Monday, July 12, 2010

O, is it all forgot?

I have not forgotten Emergent. Honestly, though, there would not have been an update here if Chas hadn't come by, read, commented and re-sparked a series of thoughts I'd been having. (Thanks for that. And for freaking me out. I'll never get published.)

Very little in the way of actual writing has taken place since (eep!) January, although I have turned over many mental stones and poked at ideas until I've more or less arrived at a system for magic that will hopefully be lots more interesting than mana pools.

There are still a number of problems I need to resolve before delving too far into writing.

Firstly, I still haven't gotten to know Jeyne at all. She's a mystery to me, so perhaps sticking with third person isn't the worst idea in the world.

Secondly, I have some notions as far as the major events in the story, but I want to be able to fit several rather large pieces together and I'm not sure I have them all assembled in a way that I understand how the presence of one will affect another or even where the major alliances will fall. (Which is to say, in as unclear a fashion as possible, that I need to settle in my mind how the military, clergy and ruling powers all interact. And whether there are more factions to consider, such as merchants or even the peasant classes, etc.) (To be even more succinct, I want the world to be rich and varied but clearly understood.)

Thirdly, and perhaps relating to the first point, I need to determine from which subset of the overall populace Jeyne comes from. The more I consider, the less I like the idea of her being an inn-keeper's daughter. I want to stay away from the most common clich├ęs as much as I can, and I feel that "commoner who rises to power and/or glory," "girl who stands on her own in a man's world," and "princess who doesn't act like a priss" are all done to the point of being somewhere well past dead.

In fact, most fantasy novels also contain patriarchal societies, except for the ones that are matriarchal and usually very bad due in large part to the fact that they seem to be written by bitter women who hate men and make their male characters whiny, emo bitches.

I don't want either, thanks.

In fact, I really enjoy Scott Lynch in that regard. His books have a refreshing lack of gender bias, in my opinion. Men and women alike are sailors and soldiers, powerful and powerless, thieves and nobles.

With that in mind, I am thinking of moving Jeyne closer to where the heart of the story will take place - the seat of power in the realm - and thrust some events on her swiftly enough that perhaps it won't matter what she started out as.

Although, you know, I am thinking maybe she's a palace guard. Standing in the drizzle on a cold autumn's night and about to find some naked dude. Because for whatever else I don't know about this story, I do know it should start with a naked dude. And rain. Naked dudes and rain are where it's at.            


  1. Hiya! Glad I got you thinking about this again.

    On your protagonist. I know (or think I know) *exactly* where you're coming from on this one, and I think it's a very easy trap to fall into. It's very easy to work out an idea for a world, or even a whole story, and not have any idea who it's actually going to happen to.
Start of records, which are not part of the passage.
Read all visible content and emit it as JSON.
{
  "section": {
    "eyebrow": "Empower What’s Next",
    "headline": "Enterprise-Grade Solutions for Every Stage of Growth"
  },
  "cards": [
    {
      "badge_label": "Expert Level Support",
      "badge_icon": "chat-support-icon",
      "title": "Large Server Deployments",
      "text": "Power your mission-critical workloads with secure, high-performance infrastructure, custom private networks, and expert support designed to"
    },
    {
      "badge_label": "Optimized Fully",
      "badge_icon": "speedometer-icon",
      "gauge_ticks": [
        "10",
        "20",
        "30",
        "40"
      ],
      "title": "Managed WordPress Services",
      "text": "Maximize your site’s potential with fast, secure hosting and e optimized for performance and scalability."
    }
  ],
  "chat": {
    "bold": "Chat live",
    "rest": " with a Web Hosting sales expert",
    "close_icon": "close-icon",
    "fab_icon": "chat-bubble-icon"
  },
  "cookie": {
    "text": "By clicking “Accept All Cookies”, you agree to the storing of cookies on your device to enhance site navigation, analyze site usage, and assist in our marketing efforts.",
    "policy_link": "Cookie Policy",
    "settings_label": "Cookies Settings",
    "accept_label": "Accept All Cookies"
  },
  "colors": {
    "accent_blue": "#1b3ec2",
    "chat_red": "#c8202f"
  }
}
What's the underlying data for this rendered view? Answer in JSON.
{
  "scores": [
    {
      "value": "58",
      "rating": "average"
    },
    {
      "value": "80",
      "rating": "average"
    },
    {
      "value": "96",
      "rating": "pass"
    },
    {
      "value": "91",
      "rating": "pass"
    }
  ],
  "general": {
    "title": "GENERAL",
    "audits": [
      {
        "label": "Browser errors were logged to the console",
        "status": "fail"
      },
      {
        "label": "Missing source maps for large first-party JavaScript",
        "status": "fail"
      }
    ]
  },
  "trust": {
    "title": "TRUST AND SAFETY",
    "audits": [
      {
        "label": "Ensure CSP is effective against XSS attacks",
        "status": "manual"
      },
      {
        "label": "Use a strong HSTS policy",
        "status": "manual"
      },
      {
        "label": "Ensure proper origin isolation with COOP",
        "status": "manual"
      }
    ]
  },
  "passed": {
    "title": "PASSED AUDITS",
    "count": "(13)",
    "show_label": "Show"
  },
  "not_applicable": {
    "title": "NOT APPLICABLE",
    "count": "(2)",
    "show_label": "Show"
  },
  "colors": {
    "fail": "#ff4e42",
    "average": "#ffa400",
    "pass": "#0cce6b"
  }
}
    What I'd suggest is: you've got some ideas for the Big Events you want to have happen in the story, perhaps you should make Jeyne the driving force behind one of those events.

    A mistake which I think is very common in this kind of thing (I do it myself all the time) is to make your protagonist somebody who *encounters* the thing you're interested in writing about, rather than just writing about the person you're interested in directly.

    You could, for example, make your protagonist a man, and have him start the book naked in the rain.

    (Working a bit blind here, because I'm not entirely clear on a lot of the details)

  2. Revelations! I had not seriously considered focusing on the naked guy in the rain as a protagonist because I do tend to prefer first person and this naked guy doesn't have a name or a history - so it would be rather difficult to write him as a first person POV without running too hard into a whole lot of internal confusion with all the "but who am I" and "how did I get here?" stuff.

    But if I do go third person, well, I can stay away from that to a greater extent.

    /target Chas

    /wanders off to try to rewrite the first chapter

  3. Perhaps you could open with:

    "Perhaps the first thing I should explain to you is how I came to be standing naked, in the rain, outside castle Overlook"

  4. Well - spoiler alert, I guess - what I do know about the naked guy in the rain is that the reason he doesn't have a name or a history is that he just sprang into being at that moment.

    This does give me an idea though. Who knows? Maybe someday I'll get that first chapter rewritten.

  5. Oh I *see*,

    When you said he hadn't got a name or a history, I thought you meant you just hadn't worked them out yet.

    I don't think there's anything wrong with writing first-person from the viewpoint of somebody with no name or history, if you did well, you could do quite well with the reader gradually working out that this guy had no idea who he was. It could be really cool.


Constructive criticism welcome. However, I am not looking to have anyone point out every grammatical error. I know they exist and I just can't care about those while trying to write.